Following a surge in demand in previous years, the COVID-19 pandemic has caused Cyprus to be lumbered with a 6-million kilogram stockpile of halloumi.
The situation is linked to the drop in travellers to the island nation as a result of the global pandemic.
Cypriot Commerce Minister Natas Pilides said that the government is trying to find buyers for its stockpiles outside of the European Union.
“Through the foreign ministry we have contacted all the embassies to help dispose of stocks through bilateral arrangements,” she said.
A conundrum which has surfaced concerns cheesemakers who don’t want to sell the old product abroad as they fear it could cause prices to fall, shipping fresh product to buyers while considering how to best dispose of the old stock sitting in storage.
Britain has always been a big market for halloumi with 50 per cent of export sales heading there, followed by sales to Sweden.

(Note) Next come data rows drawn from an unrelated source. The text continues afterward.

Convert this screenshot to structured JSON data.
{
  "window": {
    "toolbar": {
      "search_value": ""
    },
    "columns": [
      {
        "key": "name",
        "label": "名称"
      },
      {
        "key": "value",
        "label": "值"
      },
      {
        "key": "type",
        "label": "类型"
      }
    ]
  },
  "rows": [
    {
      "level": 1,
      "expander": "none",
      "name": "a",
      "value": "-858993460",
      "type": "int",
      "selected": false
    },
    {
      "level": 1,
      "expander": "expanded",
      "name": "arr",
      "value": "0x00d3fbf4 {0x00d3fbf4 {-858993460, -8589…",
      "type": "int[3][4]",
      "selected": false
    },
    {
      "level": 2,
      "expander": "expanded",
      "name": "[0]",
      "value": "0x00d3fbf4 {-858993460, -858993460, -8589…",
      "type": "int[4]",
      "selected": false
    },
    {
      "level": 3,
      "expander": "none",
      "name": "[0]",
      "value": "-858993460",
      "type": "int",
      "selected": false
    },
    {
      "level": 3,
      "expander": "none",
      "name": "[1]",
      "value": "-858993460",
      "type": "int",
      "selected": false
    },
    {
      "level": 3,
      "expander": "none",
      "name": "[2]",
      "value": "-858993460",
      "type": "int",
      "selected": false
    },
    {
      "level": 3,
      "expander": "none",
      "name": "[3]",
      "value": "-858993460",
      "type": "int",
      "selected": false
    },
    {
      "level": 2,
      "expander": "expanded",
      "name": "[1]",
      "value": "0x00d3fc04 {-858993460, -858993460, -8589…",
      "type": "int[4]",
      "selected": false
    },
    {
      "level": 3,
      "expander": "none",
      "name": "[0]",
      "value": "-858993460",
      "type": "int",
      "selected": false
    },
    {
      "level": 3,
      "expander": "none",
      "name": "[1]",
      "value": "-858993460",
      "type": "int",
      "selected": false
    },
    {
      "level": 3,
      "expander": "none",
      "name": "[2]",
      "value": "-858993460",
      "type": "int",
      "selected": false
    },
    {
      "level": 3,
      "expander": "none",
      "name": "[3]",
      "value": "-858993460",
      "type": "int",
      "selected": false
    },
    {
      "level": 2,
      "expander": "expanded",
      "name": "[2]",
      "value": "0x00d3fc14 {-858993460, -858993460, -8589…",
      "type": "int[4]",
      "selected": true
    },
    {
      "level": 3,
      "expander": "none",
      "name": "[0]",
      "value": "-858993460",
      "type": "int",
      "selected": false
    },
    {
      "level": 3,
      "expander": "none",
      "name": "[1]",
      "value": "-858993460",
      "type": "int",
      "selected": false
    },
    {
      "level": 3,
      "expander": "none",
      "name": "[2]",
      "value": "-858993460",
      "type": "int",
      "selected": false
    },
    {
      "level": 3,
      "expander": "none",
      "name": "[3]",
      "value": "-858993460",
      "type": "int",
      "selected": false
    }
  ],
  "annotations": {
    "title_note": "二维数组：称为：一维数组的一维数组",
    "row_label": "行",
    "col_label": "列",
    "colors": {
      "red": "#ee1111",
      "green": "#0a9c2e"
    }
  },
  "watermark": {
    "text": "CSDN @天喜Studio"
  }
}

In April, halloumi received a Protected Designation of Origin (PDO) status following a seven-year campaign. Halloumi cheese produced before 1 October cannot carry the EU’s PDO and markets for the older product are sought outside the EU bloc.